SPRINGFIELD, Mo. — A new CDC report went viral on social media saying only 6% of COVID-19 deaths listed the virus as the only cause, the other 94% had other health conditions. To better understand what is written by the CDC, KOLR10’s Robert Jehle sat down with an expert to break down the report.
CoxHealth infectious disease Doctor Robin Trotman says the confusion in this study is about death certificates, specifically, the cause of death and underlying health conditions.
“So if somebody has COVID-19 and comes into the hospital, they’re on the ventilator and they ultimately die from respiratory failure,” said Trotman. “We would put respiratory failure as the cause of death and then coronavirus would be on a list, like a sublist.”
Trotman says there are specific guidelines on how to fill out the cause of death. Rarely, a doctor would only list COVID-19 as the cause of death because the virus in it of itself doesn’t cause death.
“It causes pneumonia, which causes death,” said Trotman. “So what you see there is adequate work on a death certificate.”
COVID-19 deaths are up to 183,000 in America.
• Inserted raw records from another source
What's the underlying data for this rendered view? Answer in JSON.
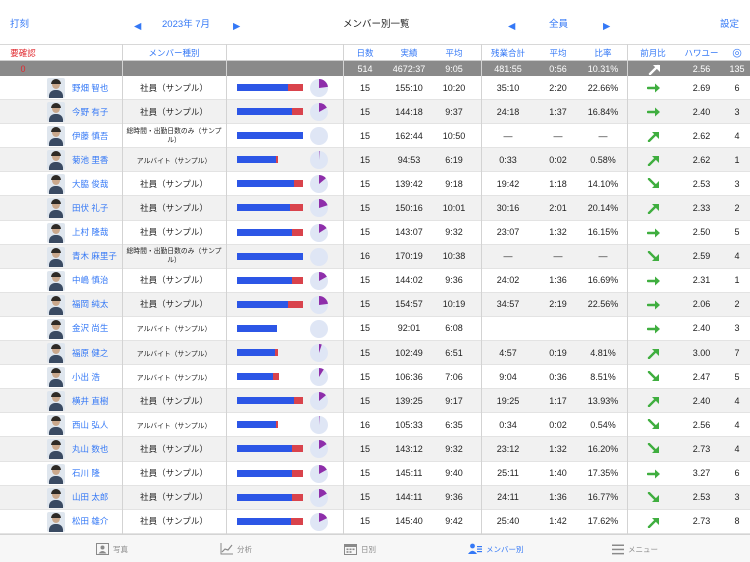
{
  "header": {
    "left_label": "打刻",
    "prev_month": "◀",
    "month": "2023年 7月",
    "next_month": "▶",
    "title": "メンバー別一覧",
    "prev_filter": "◀",
    "filter": "全員",
    "next_filter": "▶",
    "settings_label": "設定"
  },
  "columns": {
    "confirm": "要確認",
    "member_type": "メンバー種別",
    "days": "日数",
    "actual": "実績",
    "avg": "平均",
    "ot_total": "残業合計",
    "ot_avg": "平均",
    "ratio": "比率",
    "mom": "前月比",
    "power": "ハワユー",
    "icon": "◎"
  },
  "totals": {
    "confirm": "0",
    "days": "514",
    "actual": "4672:37",
    "avg": "9:05",
    "ot_total": "481:55",
    "ot_avg": "0:56",
    "ratio": "10.31%",
    "trend": "up-right-white",
    "power": "2.56",
    "count": "135"
  },
  "rows": [
    {
      "name": "野畑 智也",
      "type": "社員（サンプル）",
      "type_size": "normal",
      "days": "15",
      "actual": "155:10",
      "avg": "10:20",
      "ot_total": "35:10",
      "ot_avg": "2:20",
      "ratio": "22.66%",
      "trend": "right",
      "power": "2.69",
      "count": "6",
      "regular_fraction": 0.77,
      "overtime_fraction": 0.23
    },
    {
      "name": "今野 有子",
      "type": "社員（サンプル）",
      "type_size": "normal",
      "days": "15",
      "actual": "144:18",
      "avg": "9:37",
      "ot_total": "24:18",
      "ot_avg": "1:37",
      "ratio": "16.84%",
      "trend": "right",
      "power": "2.40",
      "count": "3",
      "regular_fraction": 0.83,
      "overtime_fraction": 0.17
    },
    {
      "name": "伊藤 慎吾",
      "type": "総時間・出勤日数のみ（サンプル）",
      "type_size": "wrap",
      "days": "15",
      "actual": "162:44",
      "avg": "10:50",
      "ot_total": "―",
      "ot_avg": "―",
      "ratio": "―",
      "trend": "up",
      "power": "2.62",
      "count": "4",
      "regular_fraction": 1.0,
      "overtime_fraction": 0
    },
    {
      "name": "菊池 里香",
      "type": "アルバイト（サンプル）",
      "type_size": "small",
      "days": "15",
      "actual": "94:53",
      "avg": "6:19",
      "ot_total": "0:33",
      "ot_avg": "0:02",
      "ratio": "0.58%",
      "trend": "up",
      "power": "2.62",
      "count": "1",
      "regular_fraction": 0.99,
      "overtime_fraction": 0.01
    },
    {
      "name": "大脇 俊哉",
      "type": "社員（サンプル）",
      "type_size": "normal",
      "days": "15",
      "actual": "139:42",
      "avg": "9:18",
      "ot_total": "19:42",
      "ot_avg": "1:18",
      "ratio": "14.10%",
      "trend": "down",
      "power": "2.53",
      "count": "3",
      "regular_fraction": 0.86,
      "overtime_fraction": 0.14
    },
    {
      "name": "田伏 礼子",
      "type": "社員（サンプル）",
      "type_size": "normal",
      "days": "15",
      "actual": "150:16",
      "avg": "10:01",
      "ot_total": "30:16",
      "ot_avg": "2:01",
      "ratio": "20.14%",
      "trend": "up",
      "power": "2.33",
      "count": "2",
      "regular_fraction": 0.8,
      "overtime_fraction": 0.2
    },
    {
      "name": "上村 隆哉",
      "type": "社員（サンプル）",
      "type_size": "normal",
      "days": "15",
      "actual": "143:07",
      "avg": "9:32",
      "ot_total": "23:07",
      "ot_avg": "1:32",
      "ratio": "16.15%",
      "trend": "right",
      "power": "2.50",
      "count": "5",
      "regular_fraction": 0.84,
      "overtime_fraction": 0.16
    },
    {
      "name": "青木 麻里子",
      "type": "総時間・出勤日数のみ（サンプル）",
      "type_size": "wrap",
      "days": "16",
      "actual": "170:19",
      "avg": "10:38",
      "ot_total": "―",
      "ot_avg": "―",
      "ratio": "―",
      "trend": "down",
      "power": "2.59",
      "count": "4",
      "regular_fraction": 1.0,
      "overtime_fraction": 0
    },
    {
      "name": "中嶋 慎治",
      "type": "社員（サンプル）",
      "type_size": "normal",
      "days": "15",
      "actual": "144:02",
      "avg": "9:36",
      "ot_total": "24:02",
      "ot_avg": "1:36",
      "ratio": "16.69%",
      "trend": "right",
      "power": "2.31",
      "count": "1",
      "regular_fraction": 0.83,
      "overtime_fraction": 0.17
    },
    {
      "name": "福岡 純太",
      "type": "社員（サンプル）",
      "type_size": "normal",
      "days": "15",
      "actual": "154:57",
      "avg": "10:19",
      "ot_total": "34:57",
      "ot_avg": "2:19",
      "ratio": "22.56%",
      "trend": "right",
      "power": "2.06",
      "count": "2",
      "regular_fraction": 0.77,
      "overtime_fraction": 0.23
    },
    {
      "name": "金沢 尚生",
      "type": "アルバイト（サンプル）",
      "type_size": "small",
      "days": "15",
      "actual": "92:01",
      "avg": "6:08",
      "ot_total": "",
      "ot_avg": "",
      "ratio": "",
      "trend": "right",
      "power": "2.40",
      "count": "3",
      "regular_fraction": 1.0,
      "overtime_fraction": 0
    },
    {
      "name": "福原 健之",
      "type": "アルバイト（サンプル）",
      "type_size": "small",
      "days": "15",
      "actual": "102:49",
      "avg": "6:51",
      "ot_total": "4:57",
      "ot_avg": "0:19",
      "ratio": "4.81%",
      "trend": "up",
      "power": "3.00",
      "count": "7",
      "regular_fraction": 0.95,
      "overtime_fraction": 0.05
    },
    {
      "name": "小出 浩",
      "type": "アルバイト（サンプル）",
      "type_size": "small",
      "days": "15",
      "actual": "106:36",
      "avg": "7:06",
      "ot_total": "9:04",
      "ot_avg": "0:36",
      "ratio": "8.51%",
      "trend": "down",
      "power": "2.47",
      "count": "5",
      "regular_fraction": 0.91,
      "overtime_fraction": 0.09
    },
    {
      "name": "横井 直樹",
      "type": "社員（サンプル）",
      "type_size": "normal",
      "days": "15",
      "actual": "139:25",
      "avg": "9:17",
      "ot_total": "19:25",
      "ot_avg": "1:17",
      "ratio": "13.93%",
      "trend": "up",
      "power": "2.40",
      "count": "4",
      "regular_fraction": 0.86,
      "overtime_fraction": 0.14
    },
    {
      "name": "西山 弘人",
      "type": "アルバイト（サンプル）",
      "type_size": "small",
      "days": "16",
      "actual": "105:33",
      "avg": "6:35",
      "ot_total": "0:34",
      "ot_avg": "0:02",
      "ratio": "0.54%",
      "trend": "down",
      "power": "2.56",
      "count": "4",
      "regular_fraction": 0.99,
      "overtime_fraction": 0.01
    },
    {
      "name": "丸山 数也",
      "type": "社員（サンプル）",
      "type_size": "normal",
      "days": "15",
      "actual": "143:12",
      "avg": "9:32",
      "ot_total": "23:12",
      "ot_avg": "1:32",
      "ratio": "16.20%",
      "trend": "down",
      "power": "2.73",
      "count": "4",
      "regular_fraction": 0.84,
      "overtime_fraction": 0.16
    },
    {
      "name": "石川 隆",
      "type": "社員（サンプル）",
      "type_size": "normal",
      "days": "15",
      "actual": "145:11",
      "avg": "9:40",
      "ot_total": "25:11",
      "ot_avg": "1:40",
      "ratio": "17.35%",
      "trend": "right",
      "power": "3.27",
      "count": "6",
      "regular_fraction": 0.83,
      "overtime_fraction": 0.17
    },
    {
      "name": "山田 太郎",
      "type": "社員（サンプル）",
      "type_size": "normal",
      "days": "15",
      "actual": "144:11",
      "avg": "9:36",
      "ot_total": "24:11",
      "ot_avg": "1:36",
      "ratio": "16.77%",
      "trend": "down",
      "power": "2.53",
      "count": "3",
      "regular_fraction": 0.83,
      "overtime_fraction": 0.17
    },
    {
      "name": "松田 雄介",
      "type": "社員（サンプル）",
      "type_size": "normal",
      "days": "15",
      "actual": "145:40",
      "avg": "9:42",
      "ot_total": "25:40",
      "ot_avg": "1:42",
      "ratio": "17.62%",
      "trend": "up",
      "power": "2.73",
      "count": "8",
      "regular_fraction": 0.82,
      "overtime_fraction": 0.18
    }
  ],
  "tabs": [
    {
      "label": "写真",
      "icon": "photo-icon",
      "active": false
    },
    {
      "label": "分析",
      "icon": "chart-icon",
      "active": false
    },
    {
      "label": "日別",
      "icon": "calendar-icon",
      "active": false
    },
    {
      "label": "メンバー別",
      "icon": "members-icon",
      "active": true
    },
    {
      "label": "メニュー",
      "icon": "menu-icon",
      "active": false
    }
  ],
  "colors": {
    "accent": "#3478f6",
    "regular_bar": "#2c56e6",
    "overtime_bar": "#d9434c",
    "pie": "#8e2eaa",
    "trend_arrow": "#3fae3f",
    "alert": "#e0282e"
  }
}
Trotman says the overwhelming majority of the deaths are from respiratory failure.
Trotman explained the deaths that are clearly not caused by COVID-19 inflating the numbers are extremely uncommon.
“If there was an accidental gunshot or just something horrific, and they had a swab and they came in and they were asymptomatic, that would not be the cause of death,” said Trotman. “That is not what is causing this 6% of numbers. Those are one-off, very rare cases where you have an asymptomatic person who has a very clear discreet other cause of death and most people wouldn’t put that in the death certificate as a cause.”
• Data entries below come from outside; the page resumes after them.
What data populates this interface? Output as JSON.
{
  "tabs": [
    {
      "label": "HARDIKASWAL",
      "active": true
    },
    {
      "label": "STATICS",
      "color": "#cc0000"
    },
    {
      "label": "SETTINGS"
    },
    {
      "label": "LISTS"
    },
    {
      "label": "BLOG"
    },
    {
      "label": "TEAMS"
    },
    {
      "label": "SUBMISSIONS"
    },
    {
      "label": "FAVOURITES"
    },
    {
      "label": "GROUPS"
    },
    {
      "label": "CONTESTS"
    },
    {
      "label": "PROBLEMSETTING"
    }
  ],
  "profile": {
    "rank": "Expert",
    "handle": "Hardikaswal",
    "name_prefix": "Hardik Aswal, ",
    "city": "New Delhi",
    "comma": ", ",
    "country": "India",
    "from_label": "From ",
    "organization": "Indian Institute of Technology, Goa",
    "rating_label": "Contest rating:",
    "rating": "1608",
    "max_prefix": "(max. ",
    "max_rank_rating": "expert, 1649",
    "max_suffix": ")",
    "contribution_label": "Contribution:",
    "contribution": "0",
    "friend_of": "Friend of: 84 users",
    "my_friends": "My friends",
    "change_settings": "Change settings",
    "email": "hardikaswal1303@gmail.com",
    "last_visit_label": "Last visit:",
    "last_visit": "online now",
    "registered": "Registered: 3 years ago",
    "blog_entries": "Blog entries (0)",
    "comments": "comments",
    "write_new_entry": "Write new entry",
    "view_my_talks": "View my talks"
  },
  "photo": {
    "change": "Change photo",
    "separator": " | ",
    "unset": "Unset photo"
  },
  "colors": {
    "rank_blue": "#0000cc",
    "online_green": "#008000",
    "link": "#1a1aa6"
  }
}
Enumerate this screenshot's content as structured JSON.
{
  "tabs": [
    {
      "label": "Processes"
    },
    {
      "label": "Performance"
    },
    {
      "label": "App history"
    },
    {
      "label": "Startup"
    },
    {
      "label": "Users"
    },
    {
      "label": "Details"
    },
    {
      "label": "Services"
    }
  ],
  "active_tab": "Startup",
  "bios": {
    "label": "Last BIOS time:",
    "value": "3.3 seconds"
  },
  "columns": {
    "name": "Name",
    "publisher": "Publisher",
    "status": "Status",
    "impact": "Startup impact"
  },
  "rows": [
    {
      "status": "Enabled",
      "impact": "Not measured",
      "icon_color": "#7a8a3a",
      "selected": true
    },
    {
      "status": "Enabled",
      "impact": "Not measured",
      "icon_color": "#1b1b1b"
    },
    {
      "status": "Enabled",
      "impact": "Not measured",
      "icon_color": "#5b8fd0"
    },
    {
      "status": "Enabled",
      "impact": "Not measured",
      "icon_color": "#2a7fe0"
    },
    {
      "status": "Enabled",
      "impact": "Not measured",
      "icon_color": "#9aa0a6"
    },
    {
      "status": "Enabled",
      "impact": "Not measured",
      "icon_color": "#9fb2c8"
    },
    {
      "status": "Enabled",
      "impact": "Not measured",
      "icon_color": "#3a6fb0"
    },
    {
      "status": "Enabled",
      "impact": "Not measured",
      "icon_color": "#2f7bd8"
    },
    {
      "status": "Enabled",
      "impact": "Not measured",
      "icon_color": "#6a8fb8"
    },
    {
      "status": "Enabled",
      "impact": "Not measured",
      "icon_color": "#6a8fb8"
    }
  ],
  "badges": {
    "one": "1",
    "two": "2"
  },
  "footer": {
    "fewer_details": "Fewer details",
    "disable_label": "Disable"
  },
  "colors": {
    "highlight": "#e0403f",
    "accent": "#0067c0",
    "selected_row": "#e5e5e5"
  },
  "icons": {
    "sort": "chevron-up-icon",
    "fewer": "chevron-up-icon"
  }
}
One of the key arguments in a lawsuit against the city of Springfield is the low COVID-19 death rate, which is less than 2% of people who catch the virus.
“This isn’t an argument to universally mask, this is an argument to say there are other non-mortality based complications to this virus,” said Trotman. “You can’t just assess the severity based on death rates. To dehumanize it and say 2% of people are dying, I mean, those are people’s families.”
Trotman believes the economic impact of an outbreak is far worse than the preventative measures people are doing now.